One evening, a former classmate and I were joking with each other in an e-conversation about being ‘really old’ friends. Anita who climbs mountains, does the salsa and is fired by the spirit of revolution was only talking of growing old in theory, while I have rock-solid evidence.
I have started talking about the virtues of vitamins and the nourishment of nutrients after a lifetime of neglect. When I reported to my doctor-friend of several decades, the fact that I am now on a low-salt diet, she retorted, “I never thought you’d be alive to adhere to one.” Hoping against hope, she hands me a bottle of flax seed capsules.
Like my grandfather and his father before him, I find myself telling friends not to trust private insurers and equity markets — they are good at walking — away with your money, I mean. I catch myself giving random advice to my child despite knowing that the chances of its being followed are as slim as the yoga instructor at the gym.
When I invite people home, I give out my address and spend two minutes explaining how to get there — never mind that they know the city better than I do. Nowadays, I raise my eyebrows in a smirk instead of voicing my disgust — and promptly the delinquent in front of me quails in self-loathing. I used to do this in the past, but now it really works.
Little sins like telling a white lie or wallowing in laziness now get me wondering as to what hell I might end up in after my demise. The Srimad Bhagavatam, a beautiful epic that tells of the glories of God, talks of several different types of hells for various kinds of transgressions on earth. Thanks to a life richly lived, most of us have multiple choices of hellish venues to choose from. I take keen interest in funerary practices and mourning rituals — and wonder which of these I’d like followed in my memory — the granite tombstone or the red roses? The marigold garlands or the simple white shroud? Then I remember with a grin — it’s all going to go up in smoke anyway, why bother. “I always wear something inexpensive and combustible to bed,” a jocular uncle would say, after he suffered his third heart attack in his sleep.
Living life is the toughest bit. The English ‘suffer’ equals the Urdu ‘safar’ and both apply to ‘life’ equally. The time spent with friends, laughingly splitting a restaurant bill into six equal portions, idling over a glass of chai on a cold wintry morning on the highway, dawdling for five extra minutes under the quilt while the alarm clock furiously rings its way to lunacy, playing ‘antakshari’ amidst giggles without knowing a single line of any filmi number, teaching your child how to walk or ride a bicycle — these are the precious hours that constitute a life well-lived and an existence truly enjoyed.

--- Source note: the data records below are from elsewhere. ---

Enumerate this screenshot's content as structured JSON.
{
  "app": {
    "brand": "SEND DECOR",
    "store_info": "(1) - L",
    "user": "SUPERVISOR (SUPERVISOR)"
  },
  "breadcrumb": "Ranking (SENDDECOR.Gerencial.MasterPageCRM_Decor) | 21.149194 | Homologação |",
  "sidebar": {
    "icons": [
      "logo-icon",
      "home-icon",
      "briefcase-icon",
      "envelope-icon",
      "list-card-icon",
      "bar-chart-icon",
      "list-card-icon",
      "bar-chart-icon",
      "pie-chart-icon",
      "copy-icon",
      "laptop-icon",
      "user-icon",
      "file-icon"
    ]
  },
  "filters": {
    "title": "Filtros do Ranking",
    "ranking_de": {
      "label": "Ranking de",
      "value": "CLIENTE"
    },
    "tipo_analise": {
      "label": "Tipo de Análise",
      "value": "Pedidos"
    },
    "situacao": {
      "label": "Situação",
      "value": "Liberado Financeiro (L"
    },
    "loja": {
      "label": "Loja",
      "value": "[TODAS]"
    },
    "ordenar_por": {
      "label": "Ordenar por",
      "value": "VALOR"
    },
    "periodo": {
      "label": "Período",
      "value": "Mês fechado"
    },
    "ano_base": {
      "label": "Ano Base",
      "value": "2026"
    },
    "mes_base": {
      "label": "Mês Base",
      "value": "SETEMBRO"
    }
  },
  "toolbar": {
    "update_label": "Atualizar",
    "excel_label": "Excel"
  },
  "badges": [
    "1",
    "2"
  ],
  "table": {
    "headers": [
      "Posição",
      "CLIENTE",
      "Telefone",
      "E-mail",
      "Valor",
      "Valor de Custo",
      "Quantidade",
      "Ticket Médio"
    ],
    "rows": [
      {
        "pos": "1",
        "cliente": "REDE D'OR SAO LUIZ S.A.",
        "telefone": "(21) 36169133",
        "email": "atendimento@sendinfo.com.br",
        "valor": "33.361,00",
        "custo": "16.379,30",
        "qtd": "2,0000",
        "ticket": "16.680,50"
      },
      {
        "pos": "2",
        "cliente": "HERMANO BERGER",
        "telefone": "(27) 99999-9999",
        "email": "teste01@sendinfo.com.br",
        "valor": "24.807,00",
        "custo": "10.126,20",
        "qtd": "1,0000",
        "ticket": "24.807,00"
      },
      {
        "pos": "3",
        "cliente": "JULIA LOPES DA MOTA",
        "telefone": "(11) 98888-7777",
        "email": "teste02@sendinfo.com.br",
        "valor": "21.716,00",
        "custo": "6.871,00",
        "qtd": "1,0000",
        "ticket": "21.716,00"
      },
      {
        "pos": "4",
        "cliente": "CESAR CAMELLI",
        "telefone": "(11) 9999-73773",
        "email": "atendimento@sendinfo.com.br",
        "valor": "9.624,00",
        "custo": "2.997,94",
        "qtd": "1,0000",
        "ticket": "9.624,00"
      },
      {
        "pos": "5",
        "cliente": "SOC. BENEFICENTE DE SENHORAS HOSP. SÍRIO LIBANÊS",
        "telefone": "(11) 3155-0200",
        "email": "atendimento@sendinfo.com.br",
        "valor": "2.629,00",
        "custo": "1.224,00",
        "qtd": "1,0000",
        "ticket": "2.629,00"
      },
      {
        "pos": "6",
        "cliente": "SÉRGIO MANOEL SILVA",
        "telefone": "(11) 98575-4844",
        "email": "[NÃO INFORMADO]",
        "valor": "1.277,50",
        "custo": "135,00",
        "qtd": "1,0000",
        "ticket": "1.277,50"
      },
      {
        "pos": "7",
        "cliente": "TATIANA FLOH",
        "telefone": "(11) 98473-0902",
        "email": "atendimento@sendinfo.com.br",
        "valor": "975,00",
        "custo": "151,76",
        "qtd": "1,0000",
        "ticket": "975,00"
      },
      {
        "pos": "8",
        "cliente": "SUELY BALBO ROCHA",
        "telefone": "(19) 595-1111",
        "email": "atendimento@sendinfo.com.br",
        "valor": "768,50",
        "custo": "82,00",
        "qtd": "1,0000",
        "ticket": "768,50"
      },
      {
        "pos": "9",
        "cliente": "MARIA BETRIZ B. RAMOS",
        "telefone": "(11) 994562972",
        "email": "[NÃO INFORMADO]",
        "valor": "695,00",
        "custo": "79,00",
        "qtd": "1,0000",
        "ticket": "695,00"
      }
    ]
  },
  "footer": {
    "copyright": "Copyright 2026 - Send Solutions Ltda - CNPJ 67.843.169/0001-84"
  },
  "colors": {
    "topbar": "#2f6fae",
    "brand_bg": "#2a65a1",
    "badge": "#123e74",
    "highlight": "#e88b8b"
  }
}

To live life sublimely, stay firmly in touch with the ridiculous.